People have a way of surprising you, though, and after rushing over to Mary Munekiyo's 104th birthday party, I knew I had to get some video of her. I've covered my share of 100-year-olds' birthday parties, and Munekiyo was incredibly spry, walking herself across the room and waving "thanks" to her guests,
before her friend and fellow Hawthorne Court resident Martha Allen gave her a warm greeting and a fun moment:
I should have realized sooner and gotten some video of her walk and other activities, but the main point of the video was to get her voice and her thoughts:
Sadly, this video followed our viewer's trends, getting only 118 views compared to the 304 from Friday's crime scene clip that was devoid of any real information. In case you're wondering, the gallery traffic dominated, with the dogs getting 15,318 views from 708 visitors and the March for Respect getting 2,446 views from 146. No surprise there on which gallery garnered the most eyeballs.
As we move forward from this fervent demand for video content, I'd like to see these numbers influence our expectations. Even a crappy video that nobody watches takes time to shoot and produce, and that's time that could be better spent telling the stories of our community. Still, page views aren't the only measure, and as I've said before, sometimes a story just screams for video, even if our readers aren't exactly clamoring for it.
For some truly well-done multimedia...
Check out this powerful piece by Sara Naomi Lewkowicz about domestic violence over at Time's Lightbox.

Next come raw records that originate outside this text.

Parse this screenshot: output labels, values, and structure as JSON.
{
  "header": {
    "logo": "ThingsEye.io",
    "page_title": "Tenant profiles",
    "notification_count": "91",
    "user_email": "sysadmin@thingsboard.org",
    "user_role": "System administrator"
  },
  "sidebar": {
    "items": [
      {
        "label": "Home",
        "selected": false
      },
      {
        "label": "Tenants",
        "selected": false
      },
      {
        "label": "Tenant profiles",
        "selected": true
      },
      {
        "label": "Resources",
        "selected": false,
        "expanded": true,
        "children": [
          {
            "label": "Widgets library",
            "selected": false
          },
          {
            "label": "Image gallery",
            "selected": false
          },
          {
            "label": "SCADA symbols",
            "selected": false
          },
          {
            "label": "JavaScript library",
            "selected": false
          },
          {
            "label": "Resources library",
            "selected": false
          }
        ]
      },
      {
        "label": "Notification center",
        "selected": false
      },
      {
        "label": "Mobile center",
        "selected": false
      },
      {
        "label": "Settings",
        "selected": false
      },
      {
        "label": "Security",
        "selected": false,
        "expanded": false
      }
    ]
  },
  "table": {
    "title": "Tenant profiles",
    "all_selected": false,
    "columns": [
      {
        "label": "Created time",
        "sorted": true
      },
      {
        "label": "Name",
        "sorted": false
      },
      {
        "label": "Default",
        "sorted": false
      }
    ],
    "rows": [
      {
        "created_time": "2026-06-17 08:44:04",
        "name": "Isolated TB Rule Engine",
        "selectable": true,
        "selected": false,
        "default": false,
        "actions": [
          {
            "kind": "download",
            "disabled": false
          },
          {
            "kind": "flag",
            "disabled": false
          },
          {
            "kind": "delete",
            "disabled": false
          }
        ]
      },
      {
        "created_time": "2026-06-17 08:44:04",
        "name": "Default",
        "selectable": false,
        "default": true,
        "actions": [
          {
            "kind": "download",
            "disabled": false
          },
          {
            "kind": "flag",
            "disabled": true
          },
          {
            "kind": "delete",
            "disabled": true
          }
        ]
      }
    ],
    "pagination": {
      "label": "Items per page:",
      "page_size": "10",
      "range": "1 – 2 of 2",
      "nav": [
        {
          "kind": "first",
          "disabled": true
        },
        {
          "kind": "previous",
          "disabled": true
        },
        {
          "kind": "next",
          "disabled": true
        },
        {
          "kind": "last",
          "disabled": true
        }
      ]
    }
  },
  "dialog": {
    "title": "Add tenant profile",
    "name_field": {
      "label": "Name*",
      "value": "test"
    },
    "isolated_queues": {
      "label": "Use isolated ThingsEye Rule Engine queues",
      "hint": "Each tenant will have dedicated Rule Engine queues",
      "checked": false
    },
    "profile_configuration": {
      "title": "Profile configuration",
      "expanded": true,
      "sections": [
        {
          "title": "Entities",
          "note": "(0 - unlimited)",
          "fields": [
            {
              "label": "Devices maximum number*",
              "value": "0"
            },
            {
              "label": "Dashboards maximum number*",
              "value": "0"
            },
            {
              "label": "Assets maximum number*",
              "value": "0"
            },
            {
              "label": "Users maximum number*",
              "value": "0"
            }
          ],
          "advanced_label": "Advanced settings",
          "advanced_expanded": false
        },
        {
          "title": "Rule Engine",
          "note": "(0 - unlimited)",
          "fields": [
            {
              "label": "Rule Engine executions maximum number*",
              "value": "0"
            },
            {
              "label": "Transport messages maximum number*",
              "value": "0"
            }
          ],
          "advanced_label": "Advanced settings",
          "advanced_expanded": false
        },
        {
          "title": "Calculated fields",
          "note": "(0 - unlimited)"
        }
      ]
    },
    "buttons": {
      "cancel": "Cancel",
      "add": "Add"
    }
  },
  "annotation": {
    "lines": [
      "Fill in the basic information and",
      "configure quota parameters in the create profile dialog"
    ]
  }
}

It's an update from a previously published photo story.
You've probably seen it, but these shots by a trio of intrepid Russian photographers who snuck atop a pyramid at night are worth sharing anyway.
And freelancers take note, with this annotated pricing negotiation at A Photo Editor.